One theme that recurs throughout the exhibit is Jungen’s interest in sports imagery. As you travel through the gallery, you encounter such hybrids as golf-bag totems, carved baseball bats, a skull crafted from skinned baseballs, and a Native American warrior constructed out of catcher’s mitts. Some of these pieces are more visually and conceptually interesting than others, but as a whole, the decision to use athletic imagery is intriguing. Jungen reasons that given the frequent appropriation of Native American imagery by sports teams (the Redskins, The Indians), it seems only fair for him to use sports objects in his art. His use of athletic materials allows him to create a multi-layered connection between Native and mainstream cultures. In a recent NPR interview about the exhibit, Jungen discusses his interest in the ritualistic quality of sports. For him, sporting events are community-building traditions reminiscent of certain Dunne-za ceremonies. By constructing Native American-inspired pieces out of sports objects, Jungen emphasizes the importance of ritual in both spheres.
While most of Jungen’s constructions are made from new objects, Skull (2006-09) is made out of old, warn-out baseballs. Its aged, organic texture alludes to human skin. This haunting piece reminded me of shrunken heads and sculptures making use of human parts that one might see in an anthropology museum. Jungen has often criticized the Western tendency to display native artifacts like curios and objects of historical interest rather than artworks, and this piece can be interpreted as a commentary on that phenomenon. Other sports-themed pieces, such as Talking Sticks (2005), made out of carved baseball bats, and Blanket No. 7, a cloth inspired by Native textiles, felt trite and simplistic – more shtick than concept.
By far the most interesting and visually appealing of Jungen’s sports appropriation pieces are several masks from his 23-part series Prototype for a New Understanding. The idea for the series originated in 1998 when Jungen visited the Natural History Museum in New York and was disturbed to see Native American artifacts on display there, rather than in an art museum. Later that afternoon, Jungen happened to walk into a Nike Store and noticed that the store had chosen to display Air Jordans in elegant vitrines. In response, Jungen purchased many pairs of the shoes, mutilated them and reassembled the Jordans into 23 masks inspired by Northwest coast imagery. While it is easy to see that the masks began life as sneakers, they have been fully transformed into birds and frogs and human-like faces. Jungen found interesting uses for the Air Jordan logo itself, a small silhouette of the basketball player about to make a slam-dunk. The mini-Michaels become eyes, ears and nostrils. The result is a powerful commentary about cultural hierarchy, the materialism and commoditization of art and culture, and what happens when art and artifacts are taken out of context.

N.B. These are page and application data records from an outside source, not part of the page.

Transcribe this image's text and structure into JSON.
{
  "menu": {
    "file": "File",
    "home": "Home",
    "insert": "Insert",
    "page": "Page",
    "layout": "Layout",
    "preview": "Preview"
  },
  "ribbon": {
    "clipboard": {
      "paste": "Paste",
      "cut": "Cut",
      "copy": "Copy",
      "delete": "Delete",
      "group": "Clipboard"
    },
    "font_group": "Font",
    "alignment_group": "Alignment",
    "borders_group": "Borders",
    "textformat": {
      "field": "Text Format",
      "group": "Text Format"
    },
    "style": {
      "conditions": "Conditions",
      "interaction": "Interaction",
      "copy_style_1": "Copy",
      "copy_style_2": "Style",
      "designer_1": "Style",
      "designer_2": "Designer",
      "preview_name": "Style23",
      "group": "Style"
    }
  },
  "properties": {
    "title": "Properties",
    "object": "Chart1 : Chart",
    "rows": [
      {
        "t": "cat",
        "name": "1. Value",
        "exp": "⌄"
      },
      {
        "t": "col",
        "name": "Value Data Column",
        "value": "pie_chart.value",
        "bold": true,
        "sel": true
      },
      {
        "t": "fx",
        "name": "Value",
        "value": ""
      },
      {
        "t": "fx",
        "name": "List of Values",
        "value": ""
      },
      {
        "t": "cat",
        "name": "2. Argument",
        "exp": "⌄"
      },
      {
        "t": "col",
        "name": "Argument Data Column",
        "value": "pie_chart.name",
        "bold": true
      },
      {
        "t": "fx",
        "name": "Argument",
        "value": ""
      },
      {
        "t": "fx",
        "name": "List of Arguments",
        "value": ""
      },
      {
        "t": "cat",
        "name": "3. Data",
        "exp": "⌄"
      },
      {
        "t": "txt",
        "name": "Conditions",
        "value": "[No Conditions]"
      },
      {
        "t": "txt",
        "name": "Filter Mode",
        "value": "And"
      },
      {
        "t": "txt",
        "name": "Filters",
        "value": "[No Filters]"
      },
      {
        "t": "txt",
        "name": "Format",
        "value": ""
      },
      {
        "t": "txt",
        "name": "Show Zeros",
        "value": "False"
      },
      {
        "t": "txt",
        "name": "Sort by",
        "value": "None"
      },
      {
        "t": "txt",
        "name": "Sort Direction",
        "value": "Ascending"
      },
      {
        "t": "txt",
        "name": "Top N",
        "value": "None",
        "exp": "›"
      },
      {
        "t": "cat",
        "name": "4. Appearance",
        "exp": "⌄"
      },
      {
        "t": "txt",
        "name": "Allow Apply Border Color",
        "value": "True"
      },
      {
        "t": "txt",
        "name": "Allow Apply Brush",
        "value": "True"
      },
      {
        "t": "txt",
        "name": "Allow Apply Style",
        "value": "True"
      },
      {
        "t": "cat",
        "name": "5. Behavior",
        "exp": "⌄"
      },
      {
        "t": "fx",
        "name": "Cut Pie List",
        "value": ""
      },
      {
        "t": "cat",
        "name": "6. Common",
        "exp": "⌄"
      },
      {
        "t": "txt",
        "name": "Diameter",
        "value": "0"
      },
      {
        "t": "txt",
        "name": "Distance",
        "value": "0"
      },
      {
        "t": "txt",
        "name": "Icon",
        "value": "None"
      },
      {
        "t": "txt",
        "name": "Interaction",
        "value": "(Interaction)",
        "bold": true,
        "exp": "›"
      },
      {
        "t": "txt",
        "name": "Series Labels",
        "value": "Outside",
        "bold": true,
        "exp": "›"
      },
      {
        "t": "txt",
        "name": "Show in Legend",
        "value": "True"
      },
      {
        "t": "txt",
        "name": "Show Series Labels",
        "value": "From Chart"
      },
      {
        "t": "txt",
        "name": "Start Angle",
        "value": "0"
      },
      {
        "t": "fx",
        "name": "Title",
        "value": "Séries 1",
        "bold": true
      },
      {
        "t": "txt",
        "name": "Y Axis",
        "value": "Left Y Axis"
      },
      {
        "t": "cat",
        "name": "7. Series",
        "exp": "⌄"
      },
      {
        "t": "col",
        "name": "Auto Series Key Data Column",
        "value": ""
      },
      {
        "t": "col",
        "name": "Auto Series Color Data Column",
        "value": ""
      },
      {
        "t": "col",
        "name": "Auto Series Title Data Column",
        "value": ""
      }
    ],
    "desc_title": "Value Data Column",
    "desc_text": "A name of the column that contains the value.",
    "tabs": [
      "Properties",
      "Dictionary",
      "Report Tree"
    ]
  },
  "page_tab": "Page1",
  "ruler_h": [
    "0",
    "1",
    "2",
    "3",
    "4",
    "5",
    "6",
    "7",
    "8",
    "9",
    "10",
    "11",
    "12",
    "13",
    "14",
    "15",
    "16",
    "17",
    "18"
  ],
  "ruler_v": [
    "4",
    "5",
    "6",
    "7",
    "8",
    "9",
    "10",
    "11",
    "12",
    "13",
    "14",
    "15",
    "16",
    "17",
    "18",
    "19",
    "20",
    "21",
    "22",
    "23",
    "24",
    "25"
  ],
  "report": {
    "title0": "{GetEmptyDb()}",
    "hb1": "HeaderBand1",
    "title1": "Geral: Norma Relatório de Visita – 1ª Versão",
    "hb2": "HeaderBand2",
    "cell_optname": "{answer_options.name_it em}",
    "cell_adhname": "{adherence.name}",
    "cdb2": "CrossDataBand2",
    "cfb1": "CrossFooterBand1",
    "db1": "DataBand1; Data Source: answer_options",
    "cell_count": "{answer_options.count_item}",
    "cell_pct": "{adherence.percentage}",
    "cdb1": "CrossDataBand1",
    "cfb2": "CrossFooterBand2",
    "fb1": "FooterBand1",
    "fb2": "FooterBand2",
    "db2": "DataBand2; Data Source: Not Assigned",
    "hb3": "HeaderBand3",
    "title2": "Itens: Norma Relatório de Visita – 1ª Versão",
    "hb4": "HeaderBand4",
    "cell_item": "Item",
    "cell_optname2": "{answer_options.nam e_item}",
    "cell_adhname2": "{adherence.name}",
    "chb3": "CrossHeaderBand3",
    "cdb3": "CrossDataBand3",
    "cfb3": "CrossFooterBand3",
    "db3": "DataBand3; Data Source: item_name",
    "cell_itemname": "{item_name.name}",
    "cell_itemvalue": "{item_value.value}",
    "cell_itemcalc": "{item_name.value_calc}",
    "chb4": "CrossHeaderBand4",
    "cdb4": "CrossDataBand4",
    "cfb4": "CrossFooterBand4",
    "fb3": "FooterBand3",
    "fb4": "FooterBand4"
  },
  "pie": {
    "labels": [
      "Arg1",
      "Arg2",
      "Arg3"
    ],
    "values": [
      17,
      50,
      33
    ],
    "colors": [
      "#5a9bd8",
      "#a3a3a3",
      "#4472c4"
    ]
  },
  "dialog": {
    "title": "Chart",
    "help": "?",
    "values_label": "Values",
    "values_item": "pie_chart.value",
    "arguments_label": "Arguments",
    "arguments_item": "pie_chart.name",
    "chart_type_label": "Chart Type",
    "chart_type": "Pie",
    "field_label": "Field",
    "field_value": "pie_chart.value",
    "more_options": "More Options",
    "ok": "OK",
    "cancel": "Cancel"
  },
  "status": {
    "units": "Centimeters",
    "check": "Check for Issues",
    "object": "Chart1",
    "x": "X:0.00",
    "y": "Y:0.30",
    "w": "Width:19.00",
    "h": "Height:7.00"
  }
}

Brian Jungen: Strange Comfort is an interesting, thought-provoking exhibit, and a great accomplishment for the NMAI. Still, the show’s lack of integration with the rest of the museum is problematic. Strange Comfort is curated very differently from the museum’s other exhibits. The NMAI’s ongoing exhibits are organized in a cyclical, nonlinear way, jumping across time and cultures and rarely focusing intensely on one tribe, time period or event. The Brian Jungen exhibit, by contrast, would fit into any contemporary art museum. Unlike many of the permanent exhibitions, it is focused and self-contained. The curating style for Strange Comfort fits its subject quite nicely, but it accentuates rather than bridges the divide between Jungen’s work and the older museum artifacts. This tension is unfortunate considering that connecting contemporary and indigenous art is one of the principle themes in Jungen’s work.